BRUSSELS IS poised to approve another GM crop for import and use in the EU – the glyphosate resistant oilseed rape GT73 produced by Monsanto.
Environment ministers meeting in Brussels this week (w/e Dec 24) were asked to licence the GM, but failed to muster enough votes to either accept or reject it.
This is despite the fact that GT73 was given a clean bill of health by the European Food Safety Authority in March 2004.
The application therefore passes back to the commission, which has the power to approve the new product under its own competence.
This is expected to be done early in the new year.
This is the same procedure as applied to Syngenta‘s Bt11 sweet maize, which was the first to be approved by the commission in May of this year, so ending the five-year moratorium on GMs.
A similar chain of events led to the licensing for import and use of Monsanto‘s NK603 maize for animal feed in June and for human consumption in October.
So far, no new licences have been granted for cultivation of GMs in the EU since the moratorium was lifted.
The effective blocking by environment ministers of the GT73 oilseed rape this week (w/e Dec 24) was applauded by green lobby group Friends of the Earth.
It says that an indicative vote revealed 13 member states to be against, six in favour, with six abstaining.
“Today‘s vote not only indicates that member states do not fully support EFSA opinions, but also that Europe remains deeply divided over the safety of genetically modified food,” said a statement.
FOE has particular concerns about increased liver weights in rats fed GT73 rape meal, and also about accidental spillage of oilseeds getting into the environment.

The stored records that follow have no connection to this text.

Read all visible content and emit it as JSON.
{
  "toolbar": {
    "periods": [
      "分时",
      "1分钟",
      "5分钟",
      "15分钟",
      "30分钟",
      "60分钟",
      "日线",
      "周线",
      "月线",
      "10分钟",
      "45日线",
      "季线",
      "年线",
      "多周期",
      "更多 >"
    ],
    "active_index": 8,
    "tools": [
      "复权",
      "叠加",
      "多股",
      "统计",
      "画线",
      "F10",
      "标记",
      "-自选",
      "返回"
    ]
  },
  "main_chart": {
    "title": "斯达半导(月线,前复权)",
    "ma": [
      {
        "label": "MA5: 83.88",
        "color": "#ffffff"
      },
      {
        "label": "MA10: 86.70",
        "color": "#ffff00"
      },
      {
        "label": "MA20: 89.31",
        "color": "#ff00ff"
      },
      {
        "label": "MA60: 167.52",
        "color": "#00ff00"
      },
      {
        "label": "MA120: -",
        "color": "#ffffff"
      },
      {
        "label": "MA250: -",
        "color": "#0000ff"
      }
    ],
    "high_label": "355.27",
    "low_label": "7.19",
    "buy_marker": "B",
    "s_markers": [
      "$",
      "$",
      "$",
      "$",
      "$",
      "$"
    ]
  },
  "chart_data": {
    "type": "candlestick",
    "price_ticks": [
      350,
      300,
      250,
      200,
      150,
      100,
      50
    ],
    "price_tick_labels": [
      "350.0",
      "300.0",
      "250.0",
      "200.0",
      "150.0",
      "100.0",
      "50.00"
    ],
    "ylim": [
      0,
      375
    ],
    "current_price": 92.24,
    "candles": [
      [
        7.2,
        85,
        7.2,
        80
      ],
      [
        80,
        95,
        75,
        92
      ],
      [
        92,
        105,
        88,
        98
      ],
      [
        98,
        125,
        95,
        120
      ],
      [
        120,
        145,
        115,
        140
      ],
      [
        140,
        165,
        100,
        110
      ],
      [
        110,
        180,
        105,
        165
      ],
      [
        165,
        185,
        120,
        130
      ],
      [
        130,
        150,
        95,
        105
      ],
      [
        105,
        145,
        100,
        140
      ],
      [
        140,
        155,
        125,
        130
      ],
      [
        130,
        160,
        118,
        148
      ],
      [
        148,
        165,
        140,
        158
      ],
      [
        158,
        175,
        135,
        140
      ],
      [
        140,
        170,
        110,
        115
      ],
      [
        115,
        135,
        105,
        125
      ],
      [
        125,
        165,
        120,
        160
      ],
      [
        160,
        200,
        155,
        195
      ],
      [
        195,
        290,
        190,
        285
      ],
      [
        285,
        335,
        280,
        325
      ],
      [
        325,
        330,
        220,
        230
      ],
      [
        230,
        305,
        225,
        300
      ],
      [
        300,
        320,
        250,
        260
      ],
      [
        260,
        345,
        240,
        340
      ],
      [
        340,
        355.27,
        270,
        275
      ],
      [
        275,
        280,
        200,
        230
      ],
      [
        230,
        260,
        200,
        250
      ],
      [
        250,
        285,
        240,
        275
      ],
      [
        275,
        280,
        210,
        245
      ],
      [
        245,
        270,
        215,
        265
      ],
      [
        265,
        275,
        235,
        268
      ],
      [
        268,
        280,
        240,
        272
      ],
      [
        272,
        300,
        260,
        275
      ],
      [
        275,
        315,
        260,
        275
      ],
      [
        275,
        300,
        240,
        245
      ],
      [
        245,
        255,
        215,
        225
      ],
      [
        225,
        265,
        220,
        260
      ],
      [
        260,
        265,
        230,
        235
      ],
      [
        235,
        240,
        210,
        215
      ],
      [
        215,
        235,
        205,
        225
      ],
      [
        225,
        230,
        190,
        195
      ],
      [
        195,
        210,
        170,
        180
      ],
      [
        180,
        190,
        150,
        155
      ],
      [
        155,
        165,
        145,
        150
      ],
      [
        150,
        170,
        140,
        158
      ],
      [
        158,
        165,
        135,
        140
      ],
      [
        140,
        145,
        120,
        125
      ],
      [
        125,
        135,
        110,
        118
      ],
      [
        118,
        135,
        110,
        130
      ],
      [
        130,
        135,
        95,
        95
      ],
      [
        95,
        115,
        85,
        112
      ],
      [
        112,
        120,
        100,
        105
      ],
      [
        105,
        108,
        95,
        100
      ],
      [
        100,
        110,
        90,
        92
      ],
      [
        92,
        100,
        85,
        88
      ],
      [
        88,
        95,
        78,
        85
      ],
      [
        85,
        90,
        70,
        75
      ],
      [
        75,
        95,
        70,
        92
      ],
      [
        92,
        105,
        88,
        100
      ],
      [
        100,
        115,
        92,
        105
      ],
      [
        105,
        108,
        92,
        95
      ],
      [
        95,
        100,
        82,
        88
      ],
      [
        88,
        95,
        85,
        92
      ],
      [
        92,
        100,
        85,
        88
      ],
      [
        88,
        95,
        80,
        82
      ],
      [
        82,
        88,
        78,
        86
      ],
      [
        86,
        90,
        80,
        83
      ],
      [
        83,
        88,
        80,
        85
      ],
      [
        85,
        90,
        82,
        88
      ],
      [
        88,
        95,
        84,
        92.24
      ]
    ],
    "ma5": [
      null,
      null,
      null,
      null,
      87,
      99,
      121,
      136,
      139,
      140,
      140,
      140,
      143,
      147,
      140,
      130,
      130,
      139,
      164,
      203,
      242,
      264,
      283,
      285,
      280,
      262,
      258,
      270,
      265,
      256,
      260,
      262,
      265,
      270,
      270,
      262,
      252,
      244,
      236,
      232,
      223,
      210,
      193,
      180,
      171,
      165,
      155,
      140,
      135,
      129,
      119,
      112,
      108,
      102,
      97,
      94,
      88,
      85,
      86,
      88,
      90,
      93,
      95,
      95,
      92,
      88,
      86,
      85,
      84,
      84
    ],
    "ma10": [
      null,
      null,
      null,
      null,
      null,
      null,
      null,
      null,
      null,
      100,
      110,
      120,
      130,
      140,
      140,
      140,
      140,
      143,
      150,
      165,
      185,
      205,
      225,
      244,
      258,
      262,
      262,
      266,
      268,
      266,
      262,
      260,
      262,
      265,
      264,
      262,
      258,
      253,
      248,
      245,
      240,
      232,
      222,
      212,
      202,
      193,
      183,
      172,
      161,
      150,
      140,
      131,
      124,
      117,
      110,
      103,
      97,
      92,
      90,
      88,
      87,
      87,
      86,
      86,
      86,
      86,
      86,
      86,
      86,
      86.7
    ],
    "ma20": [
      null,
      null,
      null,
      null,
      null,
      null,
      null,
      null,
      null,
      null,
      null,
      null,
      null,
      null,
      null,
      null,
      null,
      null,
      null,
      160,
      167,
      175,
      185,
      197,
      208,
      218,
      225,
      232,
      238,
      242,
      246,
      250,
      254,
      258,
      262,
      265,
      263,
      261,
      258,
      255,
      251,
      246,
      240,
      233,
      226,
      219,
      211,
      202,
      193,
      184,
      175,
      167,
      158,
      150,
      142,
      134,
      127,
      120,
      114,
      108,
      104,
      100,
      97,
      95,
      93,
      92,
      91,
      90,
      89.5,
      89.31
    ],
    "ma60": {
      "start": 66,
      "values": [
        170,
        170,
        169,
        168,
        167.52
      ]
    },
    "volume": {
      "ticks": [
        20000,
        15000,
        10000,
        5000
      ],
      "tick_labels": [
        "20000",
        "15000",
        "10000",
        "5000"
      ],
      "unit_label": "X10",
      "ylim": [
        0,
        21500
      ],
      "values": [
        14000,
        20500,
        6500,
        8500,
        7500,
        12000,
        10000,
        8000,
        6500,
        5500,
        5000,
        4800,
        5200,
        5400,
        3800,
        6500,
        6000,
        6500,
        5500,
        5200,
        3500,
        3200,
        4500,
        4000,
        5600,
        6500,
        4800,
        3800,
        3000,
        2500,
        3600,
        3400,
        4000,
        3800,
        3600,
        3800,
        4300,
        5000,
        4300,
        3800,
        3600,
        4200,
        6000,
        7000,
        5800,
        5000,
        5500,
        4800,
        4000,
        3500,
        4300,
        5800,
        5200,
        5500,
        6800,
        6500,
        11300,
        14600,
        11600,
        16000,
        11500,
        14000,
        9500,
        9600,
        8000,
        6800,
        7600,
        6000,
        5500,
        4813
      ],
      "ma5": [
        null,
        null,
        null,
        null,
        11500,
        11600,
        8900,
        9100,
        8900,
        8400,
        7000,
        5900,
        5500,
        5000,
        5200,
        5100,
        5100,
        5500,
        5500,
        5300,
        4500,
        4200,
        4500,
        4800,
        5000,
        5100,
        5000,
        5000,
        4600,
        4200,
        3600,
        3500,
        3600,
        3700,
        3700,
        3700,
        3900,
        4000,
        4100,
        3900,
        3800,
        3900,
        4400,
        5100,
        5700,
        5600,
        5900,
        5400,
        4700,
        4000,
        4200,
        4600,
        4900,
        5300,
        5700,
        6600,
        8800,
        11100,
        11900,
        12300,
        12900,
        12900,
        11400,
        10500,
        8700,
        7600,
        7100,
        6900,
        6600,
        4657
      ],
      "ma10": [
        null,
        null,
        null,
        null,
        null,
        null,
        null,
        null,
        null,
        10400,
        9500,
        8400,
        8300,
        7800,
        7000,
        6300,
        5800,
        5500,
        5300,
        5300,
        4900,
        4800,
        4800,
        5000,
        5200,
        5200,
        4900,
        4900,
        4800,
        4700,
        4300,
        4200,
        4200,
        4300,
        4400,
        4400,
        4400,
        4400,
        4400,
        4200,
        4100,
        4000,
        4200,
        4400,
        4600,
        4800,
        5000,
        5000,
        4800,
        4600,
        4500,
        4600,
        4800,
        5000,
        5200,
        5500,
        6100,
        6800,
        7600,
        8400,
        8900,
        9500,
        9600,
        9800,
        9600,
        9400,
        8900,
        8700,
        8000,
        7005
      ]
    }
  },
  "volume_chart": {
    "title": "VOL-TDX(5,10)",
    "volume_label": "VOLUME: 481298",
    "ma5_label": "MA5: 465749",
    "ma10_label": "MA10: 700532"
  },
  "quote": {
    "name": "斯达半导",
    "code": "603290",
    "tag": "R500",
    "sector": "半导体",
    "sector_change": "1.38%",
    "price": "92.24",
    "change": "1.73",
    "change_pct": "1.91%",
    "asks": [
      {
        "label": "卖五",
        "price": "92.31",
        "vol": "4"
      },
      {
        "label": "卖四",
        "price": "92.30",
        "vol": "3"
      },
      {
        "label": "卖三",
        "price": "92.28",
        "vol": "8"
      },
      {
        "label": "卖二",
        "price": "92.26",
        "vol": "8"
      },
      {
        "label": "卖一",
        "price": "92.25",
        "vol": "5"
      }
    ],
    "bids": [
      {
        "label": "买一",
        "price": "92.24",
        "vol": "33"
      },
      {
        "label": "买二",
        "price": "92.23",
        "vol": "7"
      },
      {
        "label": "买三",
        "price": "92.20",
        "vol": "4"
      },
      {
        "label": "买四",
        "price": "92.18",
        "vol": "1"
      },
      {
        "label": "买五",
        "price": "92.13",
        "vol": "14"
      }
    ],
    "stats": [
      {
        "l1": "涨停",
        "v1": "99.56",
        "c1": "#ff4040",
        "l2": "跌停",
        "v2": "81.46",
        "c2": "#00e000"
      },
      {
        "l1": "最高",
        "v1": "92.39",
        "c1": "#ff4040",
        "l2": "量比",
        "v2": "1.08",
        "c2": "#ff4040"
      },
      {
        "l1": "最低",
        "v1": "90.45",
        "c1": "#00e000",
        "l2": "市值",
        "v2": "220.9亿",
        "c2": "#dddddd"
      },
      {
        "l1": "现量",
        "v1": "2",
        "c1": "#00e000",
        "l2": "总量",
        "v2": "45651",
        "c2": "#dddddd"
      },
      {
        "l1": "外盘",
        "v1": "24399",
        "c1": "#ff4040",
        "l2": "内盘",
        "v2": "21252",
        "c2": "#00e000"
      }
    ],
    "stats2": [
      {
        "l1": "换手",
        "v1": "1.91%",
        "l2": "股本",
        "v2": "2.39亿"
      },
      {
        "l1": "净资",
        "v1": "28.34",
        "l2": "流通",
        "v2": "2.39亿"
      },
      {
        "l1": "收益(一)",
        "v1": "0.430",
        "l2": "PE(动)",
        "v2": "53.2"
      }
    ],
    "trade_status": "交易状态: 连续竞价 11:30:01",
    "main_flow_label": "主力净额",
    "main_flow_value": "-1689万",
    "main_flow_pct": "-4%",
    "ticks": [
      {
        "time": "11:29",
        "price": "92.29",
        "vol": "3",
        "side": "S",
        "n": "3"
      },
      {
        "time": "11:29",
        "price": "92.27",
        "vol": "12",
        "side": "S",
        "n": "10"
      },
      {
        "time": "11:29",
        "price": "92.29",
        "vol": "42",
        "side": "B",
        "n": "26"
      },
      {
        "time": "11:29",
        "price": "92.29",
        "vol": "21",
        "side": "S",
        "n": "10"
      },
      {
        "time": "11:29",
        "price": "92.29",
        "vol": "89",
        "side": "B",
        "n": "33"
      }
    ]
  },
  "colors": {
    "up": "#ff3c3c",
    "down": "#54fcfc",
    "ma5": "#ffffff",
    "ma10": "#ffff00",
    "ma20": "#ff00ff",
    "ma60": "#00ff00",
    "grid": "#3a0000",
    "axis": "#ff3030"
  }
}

But biotech group EuropaBio points out that GT73 has been grown in Canada since 1996 without any ill effects, and notes that oil derived from GT73 is already approved in the EU.